Exercise details —
Copy the data below verbatim, leaving no line out.

Data items —
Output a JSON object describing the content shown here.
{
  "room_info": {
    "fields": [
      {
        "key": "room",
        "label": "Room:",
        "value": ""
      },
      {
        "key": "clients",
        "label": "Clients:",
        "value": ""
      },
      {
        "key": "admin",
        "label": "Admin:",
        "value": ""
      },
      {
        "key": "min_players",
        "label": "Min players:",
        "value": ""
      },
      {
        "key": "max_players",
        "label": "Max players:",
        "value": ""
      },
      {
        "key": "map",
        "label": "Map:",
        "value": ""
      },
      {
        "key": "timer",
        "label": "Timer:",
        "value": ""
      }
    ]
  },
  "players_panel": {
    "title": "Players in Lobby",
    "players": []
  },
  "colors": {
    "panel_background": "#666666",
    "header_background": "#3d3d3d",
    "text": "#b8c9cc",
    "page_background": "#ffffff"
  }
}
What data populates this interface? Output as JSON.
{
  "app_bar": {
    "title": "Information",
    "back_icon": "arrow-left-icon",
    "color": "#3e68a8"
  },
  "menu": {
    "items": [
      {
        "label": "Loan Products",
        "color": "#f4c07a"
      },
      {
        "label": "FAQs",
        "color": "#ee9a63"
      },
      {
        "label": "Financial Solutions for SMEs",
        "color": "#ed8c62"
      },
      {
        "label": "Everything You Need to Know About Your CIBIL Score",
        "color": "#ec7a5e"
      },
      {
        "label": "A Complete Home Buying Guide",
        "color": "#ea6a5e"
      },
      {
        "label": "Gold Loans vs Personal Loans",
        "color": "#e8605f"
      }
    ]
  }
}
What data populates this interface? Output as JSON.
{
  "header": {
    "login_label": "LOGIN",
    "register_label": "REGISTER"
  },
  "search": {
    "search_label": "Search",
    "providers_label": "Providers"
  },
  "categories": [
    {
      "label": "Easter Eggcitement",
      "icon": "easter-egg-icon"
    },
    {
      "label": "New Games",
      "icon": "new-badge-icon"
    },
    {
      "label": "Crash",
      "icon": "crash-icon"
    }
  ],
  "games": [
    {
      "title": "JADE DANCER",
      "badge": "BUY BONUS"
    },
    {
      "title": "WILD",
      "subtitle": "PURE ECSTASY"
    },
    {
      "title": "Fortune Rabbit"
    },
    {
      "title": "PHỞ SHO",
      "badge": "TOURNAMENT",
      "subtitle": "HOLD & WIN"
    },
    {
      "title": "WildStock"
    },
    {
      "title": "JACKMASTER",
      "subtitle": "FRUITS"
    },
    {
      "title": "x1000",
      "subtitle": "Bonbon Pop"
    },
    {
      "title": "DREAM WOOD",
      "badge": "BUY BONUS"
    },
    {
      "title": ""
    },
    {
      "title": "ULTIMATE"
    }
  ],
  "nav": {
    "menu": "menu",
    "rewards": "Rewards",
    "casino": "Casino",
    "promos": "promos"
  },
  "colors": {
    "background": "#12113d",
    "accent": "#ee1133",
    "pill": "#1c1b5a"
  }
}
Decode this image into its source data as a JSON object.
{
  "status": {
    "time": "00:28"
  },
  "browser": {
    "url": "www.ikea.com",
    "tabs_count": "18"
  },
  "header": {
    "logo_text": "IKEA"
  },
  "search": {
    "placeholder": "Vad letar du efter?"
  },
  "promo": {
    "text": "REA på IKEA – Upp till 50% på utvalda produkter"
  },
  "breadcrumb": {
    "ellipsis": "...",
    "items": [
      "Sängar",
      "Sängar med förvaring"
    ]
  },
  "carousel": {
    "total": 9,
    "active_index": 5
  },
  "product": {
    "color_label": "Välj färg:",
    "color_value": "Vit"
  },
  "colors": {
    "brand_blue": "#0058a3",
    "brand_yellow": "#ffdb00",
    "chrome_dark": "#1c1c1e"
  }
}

Result for this task —
Output a JSON object describing the content shown here.
{
  "room_info": {
    "fields": [
      {
        "key": "room",
        "label": "Room:",
        "value": ""
      },
      {
        "key": "clients",
        "label": "Clients:",
        "value": ""
      },
      {
        "key": "admin",
        "label": "Admin:",
        "value": ""
      },
      {
        "key": "min_players",
        "label": "Min players:",
        "value": ""
      },
      {
        "key": "max_players",
        "label": "Max players:",
        "value": ""
      },
      {
        "key": "map",
        "label": "Map:",
        "value": ""
      },
      {
        "key": "timer",
        "label": "Timer:",
        "value": ""
      }
    ]
  },
  "players_panel": {
    "title": "Players in Lobby",
    "players": []
  },
  "colors": {
    "panel_background": "#666666",
    "header_background": "#3d3d3d",
    "text": "#b8c9cc",
    "page_background": "#ffffff"
  }
}
What data populates this interface? Output as JSON.
{
  "app_bar": {
    "title": "Information",
    "back_icon": "arrow-left-icon",
    "color": "#3e68a8"
  },
  "menu": {
    "items": [
      {
        "label": "Loan Products",
        "color": "#f4c07a"
      },
      {
        "label": "FAQs",
        "color": "#ee9a63"
      },
      {
        "label": "Financial Solutions for SMEs",
        "color": "#ed8c62"
      },
      {
        "label": "Everything You Need to Know About Your CIBIL Score",
        "color": "#ec7a5e"
      },
      {
        "label": "A Complete Home Buying Guide",
        "color": "#ea6a5e"
      },
      {
        "label": "Gold Loans vs Personal Loans",
        "color": "#e8605f"
      }
    ]
  }
}
What data populates this interface? Output as JSON.
{
  "header": {
    "login_label": "LOGIN",
    "register_label": "REGISTER"
  },
  "search": {
    "search_label": "Search",
    "providers_label": "Providers"
  },
  "categories": [
    {
      "label": "Easter Eggcitement",
      "icon": "easter-egg-icon"
    },
    {
      "label": "New Games",
      "icon": "new-badge-icon"
    },
    {
      "label": "Crash",
      "icon": "crash-icon"
    }
  ],
  "games": [
    {
      "title": "JADE DANCER",
      "badge": "BUY BONUS"
    },
    {
      "title": "WILD",
      "subtitle": "PURE ECSTASY"
    },
    {
      "title": "Fortune Rabbit"
    },
    {
      "title": "PHỞ SHO",
      "badge": "TOURNAMENT",
      "subtitle": "HOLD & WIN"
    },
    {
      "title": "WildStock"
    },
    {
      "title": "JACKMASTER",
      "subtitle": "FRUITS"
    },
    {
      "title": "x1000",
      "subtitle": "Bonbon Pop"
    },
    {
      "title": "DREAM WOOD",
      "badge": "BUY BONUS"
    },
    {
      "title": ""
    },
    {
      "title": "ULTIMATE"
    }
  ],
  "nav": {
    "menu": "menu",
    "rewards": "Rewards",
    "casino": "Casino",
    "promos": "promos"
  },
  "colors": {
    "background": "#12113d",
    "accent": "#ee1133",
    "pill": "#1c1b5a"
  }
}
Decode this image into its source data as a JSON object.
{
  "status": {
    "time": "00:28"
  },
  "browser": {
    "url": "www.ikea.com",
    "tabs_count": "18"
  },
  "header": {
    "logo_text": "IKEA"
  },
  "search": {
    "placeholder": "Vad letar du efter?"
  },
  "promo": {
    "text": "REA på IKEA – Upp till 50% på utvalda produkter"
  },
  "breadcrumb": {
    "ellipsis": "...",
    "items": [
      "Sängar",
      "Sängar med förvaring"
    ]
  },
  "carousel": {
    "total": 9,
    "active_index": 5
  },
  "product": {
    "color_label": "Välj färg:",
    "color_value": "Vit"
  },
  "colors": {
    "brand_blue": "#0058a3",
    "brand_yellow": "#ffdb00",
    "chrome_dark": "#1c1c1e"
  }
}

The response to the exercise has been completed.